255 Oscar Young Road
Mars Hill, NC 28754
Year Built: 1910-1920
Historic Owners: Oscar Young, born 1891son, Gerald Young, born 1930
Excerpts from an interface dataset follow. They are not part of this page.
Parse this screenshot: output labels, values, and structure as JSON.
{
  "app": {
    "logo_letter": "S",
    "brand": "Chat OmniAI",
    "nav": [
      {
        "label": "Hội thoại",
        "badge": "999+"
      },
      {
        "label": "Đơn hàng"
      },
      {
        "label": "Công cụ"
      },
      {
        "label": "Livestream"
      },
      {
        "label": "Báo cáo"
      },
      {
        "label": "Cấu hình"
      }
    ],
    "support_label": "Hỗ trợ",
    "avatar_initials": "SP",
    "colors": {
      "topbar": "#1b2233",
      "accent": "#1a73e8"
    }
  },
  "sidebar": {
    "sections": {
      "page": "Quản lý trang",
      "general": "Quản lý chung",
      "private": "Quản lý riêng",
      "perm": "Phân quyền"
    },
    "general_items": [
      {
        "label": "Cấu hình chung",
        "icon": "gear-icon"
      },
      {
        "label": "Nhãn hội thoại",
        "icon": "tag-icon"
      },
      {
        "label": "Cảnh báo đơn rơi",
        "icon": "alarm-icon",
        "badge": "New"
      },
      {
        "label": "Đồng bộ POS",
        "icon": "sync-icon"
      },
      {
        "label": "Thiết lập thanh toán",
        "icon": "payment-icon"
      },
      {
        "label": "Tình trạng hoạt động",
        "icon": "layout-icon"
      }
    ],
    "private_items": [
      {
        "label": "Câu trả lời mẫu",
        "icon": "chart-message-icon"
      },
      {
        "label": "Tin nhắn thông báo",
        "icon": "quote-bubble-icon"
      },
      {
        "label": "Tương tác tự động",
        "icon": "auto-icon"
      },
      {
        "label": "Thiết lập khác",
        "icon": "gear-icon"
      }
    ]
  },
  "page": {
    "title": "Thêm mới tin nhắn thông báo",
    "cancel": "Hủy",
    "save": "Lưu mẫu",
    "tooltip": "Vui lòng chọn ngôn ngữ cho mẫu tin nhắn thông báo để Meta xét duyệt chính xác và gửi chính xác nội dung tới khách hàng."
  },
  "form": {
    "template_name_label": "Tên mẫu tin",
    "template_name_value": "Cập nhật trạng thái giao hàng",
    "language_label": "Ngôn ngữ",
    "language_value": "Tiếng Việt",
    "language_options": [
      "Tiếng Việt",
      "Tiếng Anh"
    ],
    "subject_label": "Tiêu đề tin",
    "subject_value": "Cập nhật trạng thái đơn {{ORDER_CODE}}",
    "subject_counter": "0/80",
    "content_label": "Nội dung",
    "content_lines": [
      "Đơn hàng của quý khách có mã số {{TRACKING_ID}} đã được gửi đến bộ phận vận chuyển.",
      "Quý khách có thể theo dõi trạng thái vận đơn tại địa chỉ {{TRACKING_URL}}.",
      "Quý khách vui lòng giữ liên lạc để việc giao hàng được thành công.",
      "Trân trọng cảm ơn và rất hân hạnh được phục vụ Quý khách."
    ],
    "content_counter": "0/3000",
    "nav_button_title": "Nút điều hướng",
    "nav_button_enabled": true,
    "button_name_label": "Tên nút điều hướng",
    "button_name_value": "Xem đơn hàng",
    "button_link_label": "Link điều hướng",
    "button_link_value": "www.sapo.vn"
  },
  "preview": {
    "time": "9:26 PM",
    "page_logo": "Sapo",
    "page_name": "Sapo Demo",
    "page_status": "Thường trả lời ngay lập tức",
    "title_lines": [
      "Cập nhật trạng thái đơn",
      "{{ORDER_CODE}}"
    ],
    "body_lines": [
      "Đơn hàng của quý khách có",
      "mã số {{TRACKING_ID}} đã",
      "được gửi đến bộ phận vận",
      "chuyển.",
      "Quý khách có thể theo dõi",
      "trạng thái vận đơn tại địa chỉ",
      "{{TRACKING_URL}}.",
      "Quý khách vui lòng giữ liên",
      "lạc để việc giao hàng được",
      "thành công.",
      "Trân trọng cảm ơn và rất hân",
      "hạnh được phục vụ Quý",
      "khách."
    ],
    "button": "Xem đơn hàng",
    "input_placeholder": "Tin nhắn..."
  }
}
The Oscar Young barn is part of a farmstead that included a relatively large cove of land, including a later dairy operation. Oscar Young, born 1891, built this barn in 1910 just before he deconstructed and rebuilt a nearby house after being married. It represents a relatively late use of hewn log cribs in this township, with V-notched logs, and was the primary utility barn housing their mules, Bill and Mert, a milk cow, and later a draft horse. The gambrel roof is original according to Gerald Young, born 1930, son of Oscar Young. If that is correct, it is the earliest known gambrel roof among those barns documented to date. It also had a silo at one time, the construction type not known. A shed roof addition was built in the late 20th century. This barn could have been altered during replacement of earlier split wood shingles, as was typical, that included a change in the roof shape from a gable roof to a slight gambrel profile, but this is not confirmed. The second level angle is so slight as to be barely perceptible, and as with other barns of this period, no explanation has been learned to explain this. It was adapted for curing of burley tobacco with the addition of tobacco tier poles, likely in the 1920’s.
Historic Use: livestock, general purpose
Type of Construction: Post and Beam, Sawn lumber, Hewn Timbers, Notched Logs, and Stud Frame
Siding Materials: Milled Boards, Lattice, and Exposed logs
Roof Shape: Gable
Roofing Materials: Unknown
Roof Framing: Milled rafters
Foundation: Wood sills on rock piers
Species of Wood: Chestnut
Hinges: Commercial Metal
Fasteners: Wire nails
Outbuildings: none surviving
NOTE: The information above is an abridged list. For the full unabridged list (complete details), please download the PDF of the Data Form above.
NOTE: These photographs are meant to illustrate various features and construction elements of this barn.